*** Block opens ***

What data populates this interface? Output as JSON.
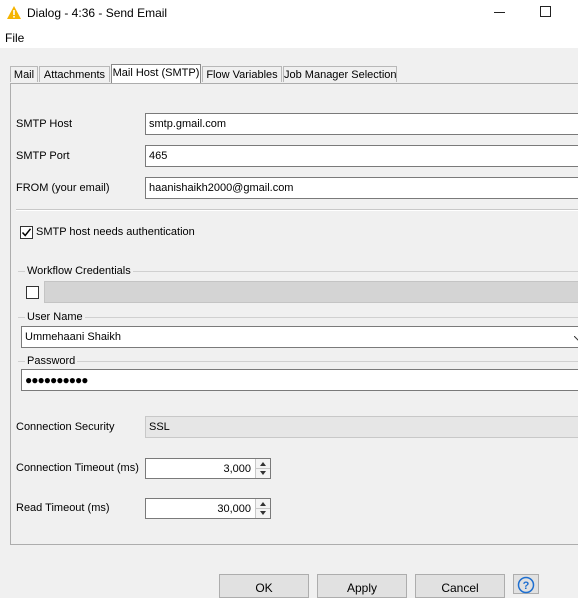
{
  "window": {
    "title": "Dialog - 4:36 - Send Email",
    "icon": "warning-triangle-icon",
    "accent": "#f5b400"
  },
  "menu": {
    "file": "File"
  },
  "tabs": [
    {
      "label": "Mail"
    },
    {
      "label": "Attachments"
    },
    {
      "label": "Mail Host (SMTP)",
      "active": true
    },
    {
      "label": "Flow Variables"
    },
    {
      "label": "Job Manager Selection"
    }
  ],
  "form": {
    "smtp_host_label": "SMTP Host",
    "smtp_host_value": "smtp.gmail.com",
    "smtp_port_label": "SMTP Port",
    "smtp_port_value": "465",
    "from_label": "FROM (your email)",
    "from_value": "haanishaikh2000@gmail.com",
    "auth_label": "SMTP host needs authentication",
    "auth_checked": true,
    "workflow_credentials_label": "Workflow Credentials",
    "workflow_credentials_checked": false,
    "username_group_label": "User Name",
    "username_value": "Ummehaani Shaikh",
    "password_group_label": "Password",
    "password_value": "●●●●●●●●●●",
    "connection_security_label": "Connection Security",
    "connection_security_value": "SSL",
    "connection_timeout_label": "Connection Timeout (ms)",
    "connection_timeout_value": "3,000",
    "read_timeout_label": "Read Timeout (ms)",
    "read_timeout_value": "30,000"
  },
  "buttons": {
    "ok": "OK",
    "apply": "Apply",
    "cancel": "Cancel",
    "help_icon": "help-icon"
  }
}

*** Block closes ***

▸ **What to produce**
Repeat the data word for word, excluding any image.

▸ **Output for this exercise**
What data populates this interface? Output as JSON.
{
  "window": {
    "title": "Dialog - 4:36 - Send Email",
    "icon": "warning-triangle-icon",
    "accent": "#f5b400"
  },
  "menu": {
    "file": "File"
  },
  "tabs": [
    {
      "label": "Mail"
    },
    {
      "label": "Attachments"
    },
    {
      "label": "Mail Host (SMTP)",
      "active": true
    },
    {
      "label": "Flow Variables"
    },
    {
      "label": "Job Manager Selection"
    }
  ],
  "form": {
    "smtp_host_label": "SMTP Host",
    "smtp_host_value": "smtp.gmail.com",
    "smtp_port_label": "SMTP Port",
    "smtp_port_value": "465",
    "from_label": "FROM (your email)",
    "from_value": "haanishaikh2000@gmail.com",
    "auth_label": "SMTP host needs authentication",
    "auth_checked": true,
    "workflow_credentials_label": "Workflow Credentials",
    "workflow_credentials_checked": false,
    "username_group_label": "User Name",
    "username_value": "Ummehaani Shaikh",
    "password_group_label": "Password",
    "password_value": "●●●●●●●●●●",
    "connection_security_label": "Connection Security",
    "connection_security_value": "SSL",
    "connection_timeout_label": "Connection Timeout (ms)",
    "connection_timeout_value": "3,000",
    "read_timeout_label": "Read Timeout (ms)",
    "read_timeout_value": "30,000"
  },
  "buttons": {
    "ok": "OK",
    "apply": "Apply",
    "cancel": "Cancel",
    "help_icon": "help-icon"
  }
}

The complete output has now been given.